Work instructions
Set down the data below in full and exactly, minus the pictures.

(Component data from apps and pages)
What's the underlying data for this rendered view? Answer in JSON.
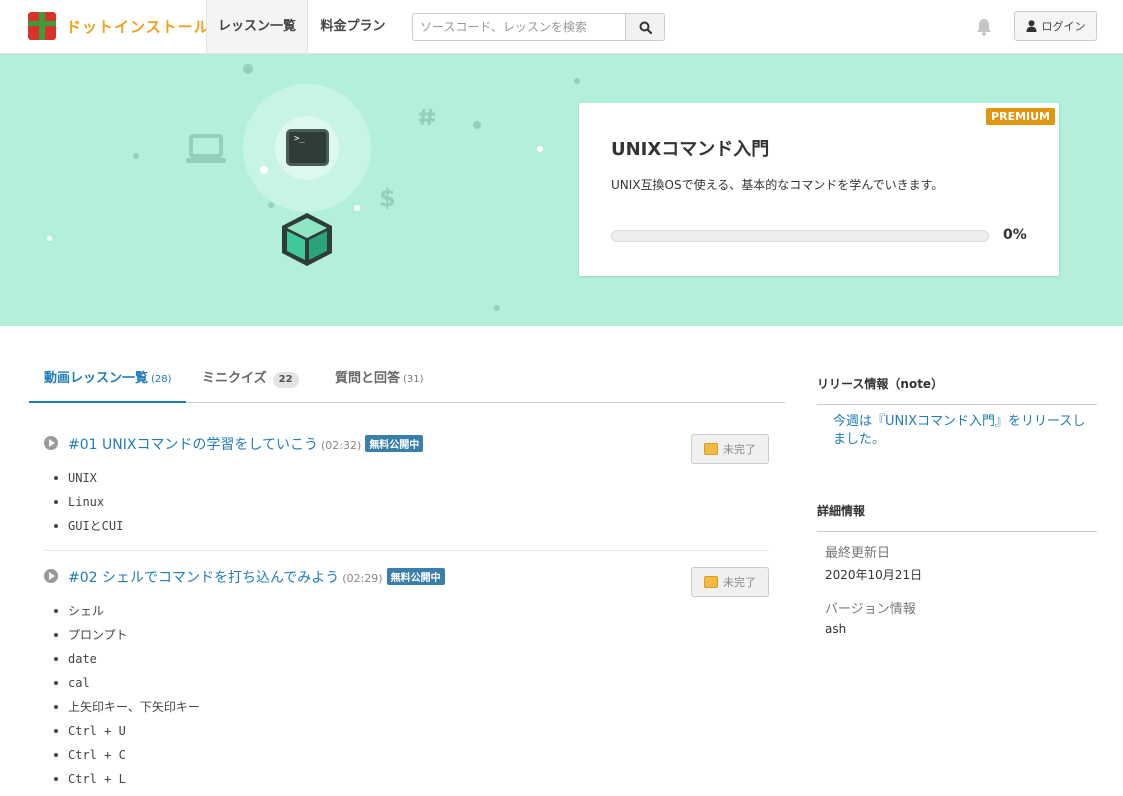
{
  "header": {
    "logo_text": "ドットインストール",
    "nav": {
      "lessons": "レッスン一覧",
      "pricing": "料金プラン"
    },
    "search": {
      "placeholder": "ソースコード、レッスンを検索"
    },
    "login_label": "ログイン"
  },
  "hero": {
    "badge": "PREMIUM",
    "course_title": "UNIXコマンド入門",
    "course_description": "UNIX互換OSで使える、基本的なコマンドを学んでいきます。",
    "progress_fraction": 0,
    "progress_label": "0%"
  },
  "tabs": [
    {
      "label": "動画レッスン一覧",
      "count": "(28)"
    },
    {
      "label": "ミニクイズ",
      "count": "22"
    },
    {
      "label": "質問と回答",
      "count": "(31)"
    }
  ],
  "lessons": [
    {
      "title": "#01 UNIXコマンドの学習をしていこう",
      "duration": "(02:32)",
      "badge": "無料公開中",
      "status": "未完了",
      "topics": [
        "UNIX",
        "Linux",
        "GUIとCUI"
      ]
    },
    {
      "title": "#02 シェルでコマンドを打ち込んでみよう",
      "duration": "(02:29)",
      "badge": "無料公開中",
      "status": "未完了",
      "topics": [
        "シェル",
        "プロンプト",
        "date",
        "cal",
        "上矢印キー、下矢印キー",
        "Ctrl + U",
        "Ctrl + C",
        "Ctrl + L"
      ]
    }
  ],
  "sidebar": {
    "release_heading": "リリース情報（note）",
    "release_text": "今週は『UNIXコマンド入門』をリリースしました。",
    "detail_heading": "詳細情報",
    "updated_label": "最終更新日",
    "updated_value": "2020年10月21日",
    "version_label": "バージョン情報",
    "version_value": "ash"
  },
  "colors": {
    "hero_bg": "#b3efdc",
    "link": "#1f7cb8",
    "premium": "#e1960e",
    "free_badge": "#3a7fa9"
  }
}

Task answer
What's the underlying data for this rendered view? Answer in JSON.
{
  "header": {
    "logo_text": "ドットインストール",
    "nav": {
      "lessons": "レッスン一覧",
      "pricing": "料金プラン"
    },
    "search": {
      "placeholder": "ソースコード、レッスンを検索"
    },
    "login_label": "ログイン"
  },
  "hero": {
    "badge": "PREMIUM",
    "course_title": "UNIXコマンド入門",
    "course_description": "UNIX互換OSで使える、基本的なコマンドを学んでいきます。",
    "progress_fraction": 0,
    "progress_label": "0%"
  },
  "tabs": [
    {
      "label": "動画レッスン一覧",
      "count": "(28)"
    },
    {
      "label": "ミニクイズ",
      "count": "22"
    },
    {
      "label": "質問と回答",
      "count": "(31)"
    }
  ],
  "lessons": [
    {
      "title": "#01 UNIXコマンドの学習をしていこう",
      "duration": "(02:32)",
      "badge": "無料公開中",
      "status": "未完了",
      "topics": [
        "UNIX",
        "Linux",
        "GUIとCUI"
      ]
    },
    {
      "title": "#02 シェルでコマンドを打ち込んでみよう",
      "duration": "(02:29)",
      "badge": "無料公開中",
      "status": "未完了",
      "topics": [
        "シェル",
        "プロンプト",
        "date",
        "cal",
        "上矢印キー、下矢印キー",
        "Ctrl + U",
        "Ctrl + C",
        "Ctrl + L"
      ]
    }
  ],
  "sidebar": {
    "release_heading": "リリース情報（note）",
    "release_text": "今週は『UNIXコマンド入門』をリリースしました。",
    "detail_heading": "詳細情報",
    "updated_label": "最終更新日",
    "updated_value": "2020年10月21日",
    "version_label": "バージョン情報",
    "version_value": "ash"
  },
  "colors": {
    "hero_bg": "#b3efdc",
    "link": "#1f7cb8",
    "premium": "#e1960e",
    "free_badge": "#3a7fa9"
  }
}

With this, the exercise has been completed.